If you still feel like you need to eat, try taking it slowly. Your stomach actually takes about 20 minutes to communicate with your brain that you are full from eating. So, chew each mouthful several times. Take time to savor the flavors and textures in your meal. Once you’ve finished a meal or snack, take a break to see if you’re full before eating more.

3. Don’t skip meals

If you’re especially hungry, you may be more likely to overeat. Many people skip breakfast, but eating early in the day may actually help you maintain a healthy weight and resist overeating. In fact, eating breakfast may increase the dopamine levels in your brain. Dopamine has the power to help control cravings and your impulse to overeat.

4. Eat whole foods

Reaching for healthier foods may ease overeating. When you eat processed foods, particularly simple carbohydrates, or other foods high in sugar, your blood sugar spikes and later crashes. As a result, you become ravenously hungry again. Processed foods include anything from candy bars to sugary breakfast cereal to pasta made with white flour.

What should you eat instead? Try sticking with whole foods such as vegetables, fruits, nuts, whole grains (complex carbohydrates), fish, grass-fed meats, and healthy fats like olive oil.

5. Get good sleep

When you’re tired, you may eat more than usual. In fact, a recent study shows that poor sleep is directly related to both increased stress and emotional eating in women. The women were given snacks in a laboratory and put under stressful conditions. Those who had slept well didn’t eat nearly as much as those who hadn’t had enough shut-eye. Aim to get between seven and eight hours of sleep each night.

6. Do something else

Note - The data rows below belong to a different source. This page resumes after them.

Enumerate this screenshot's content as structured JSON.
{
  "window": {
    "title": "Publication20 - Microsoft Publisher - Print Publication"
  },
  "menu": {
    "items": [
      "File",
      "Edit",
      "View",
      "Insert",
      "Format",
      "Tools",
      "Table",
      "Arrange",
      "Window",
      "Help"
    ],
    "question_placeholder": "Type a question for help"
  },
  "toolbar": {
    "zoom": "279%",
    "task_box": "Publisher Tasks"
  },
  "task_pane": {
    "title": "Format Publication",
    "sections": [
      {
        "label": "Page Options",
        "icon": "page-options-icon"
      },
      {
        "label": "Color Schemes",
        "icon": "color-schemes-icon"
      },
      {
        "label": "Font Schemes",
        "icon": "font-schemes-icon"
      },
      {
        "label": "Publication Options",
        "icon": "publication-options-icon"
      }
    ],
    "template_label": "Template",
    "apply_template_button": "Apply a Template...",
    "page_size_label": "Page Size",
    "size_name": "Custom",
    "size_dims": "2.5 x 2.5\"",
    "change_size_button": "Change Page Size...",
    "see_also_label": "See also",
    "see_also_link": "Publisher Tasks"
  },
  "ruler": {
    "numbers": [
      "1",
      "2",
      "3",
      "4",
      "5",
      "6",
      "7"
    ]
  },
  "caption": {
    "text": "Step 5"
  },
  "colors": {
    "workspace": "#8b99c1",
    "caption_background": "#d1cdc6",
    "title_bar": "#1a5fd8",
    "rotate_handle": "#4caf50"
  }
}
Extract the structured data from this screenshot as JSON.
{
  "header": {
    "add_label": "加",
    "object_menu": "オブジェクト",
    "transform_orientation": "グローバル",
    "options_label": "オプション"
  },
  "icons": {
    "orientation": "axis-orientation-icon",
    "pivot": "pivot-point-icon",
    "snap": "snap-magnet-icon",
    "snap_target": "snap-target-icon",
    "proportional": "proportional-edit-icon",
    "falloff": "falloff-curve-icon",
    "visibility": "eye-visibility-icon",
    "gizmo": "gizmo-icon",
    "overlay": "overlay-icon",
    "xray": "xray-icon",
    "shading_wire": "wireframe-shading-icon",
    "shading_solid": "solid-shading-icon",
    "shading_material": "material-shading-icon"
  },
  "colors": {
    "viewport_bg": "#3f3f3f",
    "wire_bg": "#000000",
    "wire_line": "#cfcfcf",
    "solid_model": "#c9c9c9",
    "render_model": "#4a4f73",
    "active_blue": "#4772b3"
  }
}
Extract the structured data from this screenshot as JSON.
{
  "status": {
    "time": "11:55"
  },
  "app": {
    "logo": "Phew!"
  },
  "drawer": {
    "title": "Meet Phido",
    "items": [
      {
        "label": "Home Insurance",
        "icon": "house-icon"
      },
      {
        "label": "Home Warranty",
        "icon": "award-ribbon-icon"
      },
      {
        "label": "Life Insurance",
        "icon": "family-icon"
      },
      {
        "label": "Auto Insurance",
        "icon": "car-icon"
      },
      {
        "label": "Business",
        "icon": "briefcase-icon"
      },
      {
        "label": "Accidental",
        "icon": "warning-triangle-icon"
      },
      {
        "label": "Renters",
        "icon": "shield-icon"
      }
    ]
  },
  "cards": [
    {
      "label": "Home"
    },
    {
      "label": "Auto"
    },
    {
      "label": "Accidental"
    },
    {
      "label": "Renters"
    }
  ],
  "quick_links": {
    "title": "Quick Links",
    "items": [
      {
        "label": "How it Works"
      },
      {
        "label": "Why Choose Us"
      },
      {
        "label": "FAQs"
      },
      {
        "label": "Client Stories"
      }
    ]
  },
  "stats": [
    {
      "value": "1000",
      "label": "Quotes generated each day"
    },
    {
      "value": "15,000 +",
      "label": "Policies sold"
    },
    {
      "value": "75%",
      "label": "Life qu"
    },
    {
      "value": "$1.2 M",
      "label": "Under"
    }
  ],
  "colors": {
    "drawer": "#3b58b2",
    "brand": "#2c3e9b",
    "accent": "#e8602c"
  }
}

Feeling like you can’t control yourself? Stay out of the pantry. Try replacing your overeating with another activity. Exercise is a great option that may even help to improve your body image. You may want to take a walk around the block, go jogging, or head to the gym to lift some weights. Aside from exercise, there are many other ways to control stress. Try meditation, yoga, or calling a good friend to chat.

If you’re still feeling out of control, you don’t have to struggle alone. It may be a good idea to contact your doctor, especially if you feel that you may be developing BED. You may benefit from cognitive behavior therapy (CBT). This type of treatment helps you to recognize patterns in how you think about food.

In therapy, you may work on positive coping skills, including self-statements. For example, you may feel defeated and think: “Stopping binging is too hard, I can’t do it.” In CBT, you would work to recognize this thought and respond to it by saying to yourself: “I realize right now that I am overeating. I now must think about how I can stop giving in to this behavior.”

There are medications you can take for BED. These include antidepressants (selective serotonin reuptake inhibitors or SSRIs) and Topamax (topiramate), an anticonvulsant that may reduce binge eating episodes. Some people also benefit from behavioral weight loss programs.

There are many more things you can do to stop overeating. You can start changing your habits as soon as you go to take your next bite of food.

Here are some more tips for practicing mindful, healthy eating: